I watched as an older guy walked past a long line in the post office, then demanded service while the rest of us waited. The clerk hadn’t seen what occurred and waited on him while those of us in line called foul. He ignored us and was in and out of there quickly. (In truth he only cost us a few minutes and was gone.) Those of us in line had three choices: verbally accost that old dude, or perhaps physically prevent him from cutting in line, or think to ourselves “what a bonehead!” and get on with our day. Certainly that guy was a bonehead in the selfish category, but in the case of the stupid or the evil, you can either get mad or accept the fact that being a bonehead is sometimes part of being a human.
I wish I could say I’m always so enlightened in my acceptance of the human condition. My friend Mullet played a trick on me as I was bicycling around my neighborhood, which caused me to fall off my bike at a slow speed. Since I’m on the tail end of rehabbing a broken shoulder, I was frightened that I might have reinjured myself. Once I determined I wasn’t hurt, I got up and tried to hurt Mullet; he stayed out of reach and I calmed down – we both behaved like boneheads.
I see an increased sense of intolerance in this country. I don’t see an increase in the incidences of human fallibility as much as I’ve observed the increase of human fanaticism toward those with whom we disagree or disapprove. It just seems America and Americans more and more are getting their underwear in a bunch – which we all know can be extremely painful.
Other than our new-found intolerance, nothing has changed. We are all living on the same planet with many similar experiences, yet you see some reacting to the inevitable boneheadedness among us with more anger and less patience. The medical community suggests stress can shorten your life, so getting ticked-off at a bonehead can kill you.
It is been my observation, from the Tea Party to the tree huggers, America is madder than I’ve ever seen it. Perhaps it is due to the residual damage of 9/11 and the current economy. Or maybe, since America is aging, we are just getting old and crotchety. But either way it seems we as a nation have lost our some of our perspective and much of our sense of humor. And that really pisses me off.

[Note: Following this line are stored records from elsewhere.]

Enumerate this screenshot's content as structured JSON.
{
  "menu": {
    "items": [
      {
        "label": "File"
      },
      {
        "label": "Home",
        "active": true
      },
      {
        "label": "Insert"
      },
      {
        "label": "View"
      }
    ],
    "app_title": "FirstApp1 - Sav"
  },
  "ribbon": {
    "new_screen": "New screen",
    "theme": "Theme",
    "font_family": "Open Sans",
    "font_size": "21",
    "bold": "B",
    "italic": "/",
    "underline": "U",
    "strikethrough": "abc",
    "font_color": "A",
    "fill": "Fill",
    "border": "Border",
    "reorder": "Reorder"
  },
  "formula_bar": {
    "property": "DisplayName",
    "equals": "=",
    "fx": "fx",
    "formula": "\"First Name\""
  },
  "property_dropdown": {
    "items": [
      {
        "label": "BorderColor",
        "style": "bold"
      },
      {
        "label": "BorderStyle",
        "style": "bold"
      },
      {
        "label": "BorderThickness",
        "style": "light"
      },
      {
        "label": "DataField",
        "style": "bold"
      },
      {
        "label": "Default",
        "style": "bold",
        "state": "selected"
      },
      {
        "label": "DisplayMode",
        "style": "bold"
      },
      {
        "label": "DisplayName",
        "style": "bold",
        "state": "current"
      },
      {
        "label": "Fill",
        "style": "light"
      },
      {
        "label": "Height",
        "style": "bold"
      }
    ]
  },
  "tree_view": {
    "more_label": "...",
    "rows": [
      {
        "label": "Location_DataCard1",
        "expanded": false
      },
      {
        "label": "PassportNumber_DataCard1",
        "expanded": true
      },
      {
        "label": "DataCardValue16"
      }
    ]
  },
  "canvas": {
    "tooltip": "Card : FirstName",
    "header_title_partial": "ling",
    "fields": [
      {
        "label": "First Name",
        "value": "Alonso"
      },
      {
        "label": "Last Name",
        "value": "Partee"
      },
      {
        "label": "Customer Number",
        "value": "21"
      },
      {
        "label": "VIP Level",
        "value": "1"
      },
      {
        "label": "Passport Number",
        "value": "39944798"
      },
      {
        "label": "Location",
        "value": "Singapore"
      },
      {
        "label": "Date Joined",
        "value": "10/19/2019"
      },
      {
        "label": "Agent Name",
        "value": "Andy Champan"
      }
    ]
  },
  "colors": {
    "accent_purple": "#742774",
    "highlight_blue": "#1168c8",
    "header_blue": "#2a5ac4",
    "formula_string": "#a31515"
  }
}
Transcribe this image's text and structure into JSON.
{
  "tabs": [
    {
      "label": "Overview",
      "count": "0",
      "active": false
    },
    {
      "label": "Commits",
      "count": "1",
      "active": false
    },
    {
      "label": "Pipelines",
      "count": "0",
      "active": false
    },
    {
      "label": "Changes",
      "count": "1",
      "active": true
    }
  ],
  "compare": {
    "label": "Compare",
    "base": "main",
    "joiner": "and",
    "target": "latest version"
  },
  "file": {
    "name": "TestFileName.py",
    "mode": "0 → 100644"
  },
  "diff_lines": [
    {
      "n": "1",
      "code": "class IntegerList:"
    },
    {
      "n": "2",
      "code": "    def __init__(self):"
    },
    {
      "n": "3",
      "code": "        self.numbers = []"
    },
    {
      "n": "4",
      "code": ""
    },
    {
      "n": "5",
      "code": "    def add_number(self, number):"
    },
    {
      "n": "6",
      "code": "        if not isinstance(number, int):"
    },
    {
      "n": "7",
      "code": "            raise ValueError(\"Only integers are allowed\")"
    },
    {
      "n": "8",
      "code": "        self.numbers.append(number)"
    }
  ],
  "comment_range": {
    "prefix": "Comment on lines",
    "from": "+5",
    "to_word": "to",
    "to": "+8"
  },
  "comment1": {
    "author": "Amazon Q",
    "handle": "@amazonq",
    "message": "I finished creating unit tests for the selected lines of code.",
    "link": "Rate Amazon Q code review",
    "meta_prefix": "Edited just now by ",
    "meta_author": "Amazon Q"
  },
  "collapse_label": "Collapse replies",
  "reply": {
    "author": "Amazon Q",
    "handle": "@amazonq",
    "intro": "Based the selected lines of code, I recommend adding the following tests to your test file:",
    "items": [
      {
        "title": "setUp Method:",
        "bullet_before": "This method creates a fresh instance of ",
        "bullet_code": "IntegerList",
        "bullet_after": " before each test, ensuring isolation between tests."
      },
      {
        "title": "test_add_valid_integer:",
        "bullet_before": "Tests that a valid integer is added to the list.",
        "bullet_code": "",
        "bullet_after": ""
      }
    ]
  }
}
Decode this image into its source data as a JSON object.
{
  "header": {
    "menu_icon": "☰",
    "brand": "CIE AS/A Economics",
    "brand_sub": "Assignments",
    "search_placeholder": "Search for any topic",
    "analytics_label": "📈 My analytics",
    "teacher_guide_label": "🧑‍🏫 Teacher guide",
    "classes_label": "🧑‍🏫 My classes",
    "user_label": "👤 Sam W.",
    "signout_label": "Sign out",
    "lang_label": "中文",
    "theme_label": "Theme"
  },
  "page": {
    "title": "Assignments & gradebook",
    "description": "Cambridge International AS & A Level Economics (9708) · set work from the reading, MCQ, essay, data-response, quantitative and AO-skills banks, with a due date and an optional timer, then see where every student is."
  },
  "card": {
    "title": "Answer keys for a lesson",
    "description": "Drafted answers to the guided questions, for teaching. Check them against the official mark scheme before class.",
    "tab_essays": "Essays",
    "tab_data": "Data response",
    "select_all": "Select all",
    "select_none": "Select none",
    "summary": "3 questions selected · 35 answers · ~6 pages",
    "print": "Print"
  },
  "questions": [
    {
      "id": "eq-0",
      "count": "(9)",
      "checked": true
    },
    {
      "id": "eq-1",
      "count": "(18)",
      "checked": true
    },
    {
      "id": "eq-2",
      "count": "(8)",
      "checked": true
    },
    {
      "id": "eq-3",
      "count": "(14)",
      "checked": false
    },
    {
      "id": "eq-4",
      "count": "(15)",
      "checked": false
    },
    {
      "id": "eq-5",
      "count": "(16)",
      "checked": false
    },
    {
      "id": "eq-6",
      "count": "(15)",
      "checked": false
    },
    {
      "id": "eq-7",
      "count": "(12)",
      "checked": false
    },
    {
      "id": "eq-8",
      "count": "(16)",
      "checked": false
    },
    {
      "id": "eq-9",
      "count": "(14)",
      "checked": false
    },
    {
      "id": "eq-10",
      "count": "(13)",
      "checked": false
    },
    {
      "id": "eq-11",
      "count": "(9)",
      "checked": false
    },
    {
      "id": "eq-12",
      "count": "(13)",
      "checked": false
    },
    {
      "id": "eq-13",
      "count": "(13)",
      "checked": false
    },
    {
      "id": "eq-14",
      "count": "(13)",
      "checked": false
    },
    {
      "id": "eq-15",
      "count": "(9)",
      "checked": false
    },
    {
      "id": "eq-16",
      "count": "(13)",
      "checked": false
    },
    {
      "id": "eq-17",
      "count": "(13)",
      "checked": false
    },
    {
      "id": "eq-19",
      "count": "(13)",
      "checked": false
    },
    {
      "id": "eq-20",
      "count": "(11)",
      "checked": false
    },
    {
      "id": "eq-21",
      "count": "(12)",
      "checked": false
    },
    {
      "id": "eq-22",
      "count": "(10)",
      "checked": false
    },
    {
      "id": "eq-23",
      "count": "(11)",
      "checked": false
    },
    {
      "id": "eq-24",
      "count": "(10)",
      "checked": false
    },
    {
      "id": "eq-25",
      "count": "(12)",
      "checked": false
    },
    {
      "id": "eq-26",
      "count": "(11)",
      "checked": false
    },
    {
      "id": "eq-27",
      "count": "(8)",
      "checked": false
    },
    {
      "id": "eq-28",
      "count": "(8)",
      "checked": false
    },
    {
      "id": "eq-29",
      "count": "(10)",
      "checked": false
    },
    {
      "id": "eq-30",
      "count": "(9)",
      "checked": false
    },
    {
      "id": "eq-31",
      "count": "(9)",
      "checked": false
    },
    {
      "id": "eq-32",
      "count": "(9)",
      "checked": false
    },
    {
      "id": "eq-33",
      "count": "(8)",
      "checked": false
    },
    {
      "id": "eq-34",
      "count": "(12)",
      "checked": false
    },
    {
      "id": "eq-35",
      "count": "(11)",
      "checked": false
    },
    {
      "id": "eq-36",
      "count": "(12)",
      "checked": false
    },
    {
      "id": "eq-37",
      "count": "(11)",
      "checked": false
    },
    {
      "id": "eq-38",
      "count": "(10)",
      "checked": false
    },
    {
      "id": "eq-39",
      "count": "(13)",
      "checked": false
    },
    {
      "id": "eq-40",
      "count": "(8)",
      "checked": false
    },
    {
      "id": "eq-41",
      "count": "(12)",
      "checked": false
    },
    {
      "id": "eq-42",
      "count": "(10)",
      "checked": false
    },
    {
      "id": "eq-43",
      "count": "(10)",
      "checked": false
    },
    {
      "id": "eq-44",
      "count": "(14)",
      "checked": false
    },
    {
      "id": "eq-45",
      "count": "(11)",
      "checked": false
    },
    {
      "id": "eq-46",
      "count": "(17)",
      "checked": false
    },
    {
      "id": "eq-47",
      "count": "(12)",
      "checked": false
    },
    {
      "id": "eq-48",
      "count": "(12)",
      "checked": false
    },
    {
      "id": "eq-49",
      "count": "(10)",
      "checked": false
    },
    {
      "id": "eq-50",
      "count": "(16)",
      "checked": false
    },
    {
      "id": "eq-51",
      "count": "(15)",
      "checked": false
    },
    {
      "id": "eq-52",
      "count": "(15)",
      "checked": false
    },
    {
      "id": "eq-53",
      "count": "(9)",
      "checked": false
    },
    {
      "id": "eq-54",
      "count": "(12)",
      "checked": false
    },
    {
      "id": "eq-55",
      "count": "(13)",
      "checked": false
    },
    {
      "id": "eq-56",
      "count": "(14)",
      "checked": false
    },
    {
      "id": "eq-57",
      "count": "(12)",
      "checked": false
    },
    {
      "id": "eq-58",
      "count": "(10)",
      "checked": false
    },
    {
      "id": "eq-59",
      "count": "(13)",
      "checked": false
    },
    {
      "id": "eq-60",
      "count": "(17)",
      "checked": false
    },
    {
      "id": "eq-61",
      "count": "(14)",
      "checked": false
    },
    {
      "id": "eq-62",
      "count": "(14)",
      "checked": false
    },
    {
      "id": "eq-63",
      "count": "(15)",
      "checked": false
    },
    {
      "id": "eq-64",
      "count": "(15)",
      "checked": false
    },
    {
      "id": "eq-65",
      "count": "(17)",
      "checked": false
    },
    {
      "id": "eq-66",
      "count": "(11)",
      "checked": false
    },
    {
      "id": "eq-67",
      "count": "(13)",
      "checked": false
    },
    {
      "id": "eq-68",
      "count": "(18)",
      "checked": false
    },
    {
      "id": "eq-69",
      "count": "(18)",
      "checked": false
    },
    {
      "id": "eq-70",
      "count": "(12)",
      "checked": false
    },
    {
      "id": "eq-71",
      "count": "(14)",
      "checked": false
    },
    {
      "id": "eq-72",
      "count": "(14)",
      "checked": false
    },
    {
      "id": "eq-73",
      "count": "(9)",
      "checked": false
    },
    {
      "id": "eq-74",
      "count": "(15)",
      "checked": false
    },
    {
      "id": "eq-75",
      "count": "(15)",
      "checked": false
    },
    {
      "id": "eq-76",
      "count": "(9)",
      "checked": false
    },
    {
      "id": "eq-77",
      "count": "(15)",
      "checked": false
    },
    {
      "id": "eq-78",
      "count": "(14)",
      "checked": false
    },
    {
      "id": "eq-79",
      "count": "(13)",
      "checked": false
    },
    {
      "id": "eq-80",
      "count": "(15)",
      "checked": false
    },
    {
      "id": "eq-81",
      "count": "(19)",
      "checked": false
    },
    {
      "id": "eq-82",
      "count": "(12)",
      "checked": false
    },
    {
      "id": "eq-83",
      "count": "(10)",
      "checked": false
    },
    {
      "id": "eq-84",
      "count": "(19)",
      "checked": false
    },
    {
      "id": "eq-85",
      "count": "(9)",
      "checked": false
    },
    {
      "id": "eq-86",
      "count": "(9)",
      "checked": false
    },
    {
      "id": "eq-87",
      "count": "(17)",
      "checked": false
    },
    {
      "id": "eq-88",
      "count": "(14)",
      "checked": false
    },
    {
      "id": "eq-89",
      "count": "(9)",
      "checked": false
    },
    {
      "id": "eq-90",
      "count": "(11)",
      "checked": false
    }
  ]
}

Jeffrey Bergeron, under the alias of Biff America, can be seen on RSN TV and read in several newspapers and magazines. He can be reached at firstname.lastname@example.org. Biff’s book “Steep, Deep and Dyslexic” is available from local book stores or from http://www.webersbooks.com.